Task goal: All of the data, from the first line to the last, should be reproduced without alteration.

Data listing:
··········
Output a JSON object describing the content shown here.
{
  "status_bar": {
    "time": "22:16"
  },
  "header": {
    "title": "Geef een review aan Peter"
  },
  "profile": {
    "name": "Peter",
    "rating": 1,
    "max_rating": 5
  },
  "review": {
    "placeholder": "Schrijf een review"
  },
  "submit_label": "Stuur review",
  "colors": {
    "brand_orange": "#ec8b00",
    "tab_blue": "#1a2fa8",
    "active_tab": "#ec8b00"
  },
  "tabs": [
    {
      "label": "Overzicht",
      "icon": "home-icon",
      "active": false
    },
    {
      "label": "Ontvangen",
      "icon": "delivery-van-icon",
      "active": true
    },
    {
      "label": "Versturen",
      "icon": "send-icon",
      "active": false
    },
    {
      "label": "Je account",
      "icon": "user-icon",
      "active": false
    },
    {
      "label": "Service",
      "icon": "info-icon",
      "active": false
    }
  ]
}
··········
Written answer:
Output a JSON object describing the content shown here.
{
  "status_bar": {
    "time": "22:16"
  },
  "header": {
    "title": "Geef een review aan Peter"
  },
  "profile": {
    "name": "Peter",
    "rating": 1,
    "max_rating": 5
  },
  "review": {
    "placeholder": "Schrijf een review"
  },
  "submit_label": "Stuur review",
  "colors": {
    "brand_orange": "#ec8b00",
    "tab_blue": "#1a2fa8",
    "active_tab": "#ec8b00"
  },
  "tabs": [
    {
      "label": "Overzicht",
      "icon": "home-icon",
      "active": false
    },
    {
      "label": "Ontvangen",
      "icon": "delivery-van-icon",
      "active": true
    },
    {
      "label": "Versturen",
      "icon": "send-icon",
      "active": false
    },
    {
      "label": "Je account",
      "icon": "user-icon",
      "active": false
    },
    {
      "label": "Service",
      "icon": "info-icon",
      "active": false
    }
  ]
}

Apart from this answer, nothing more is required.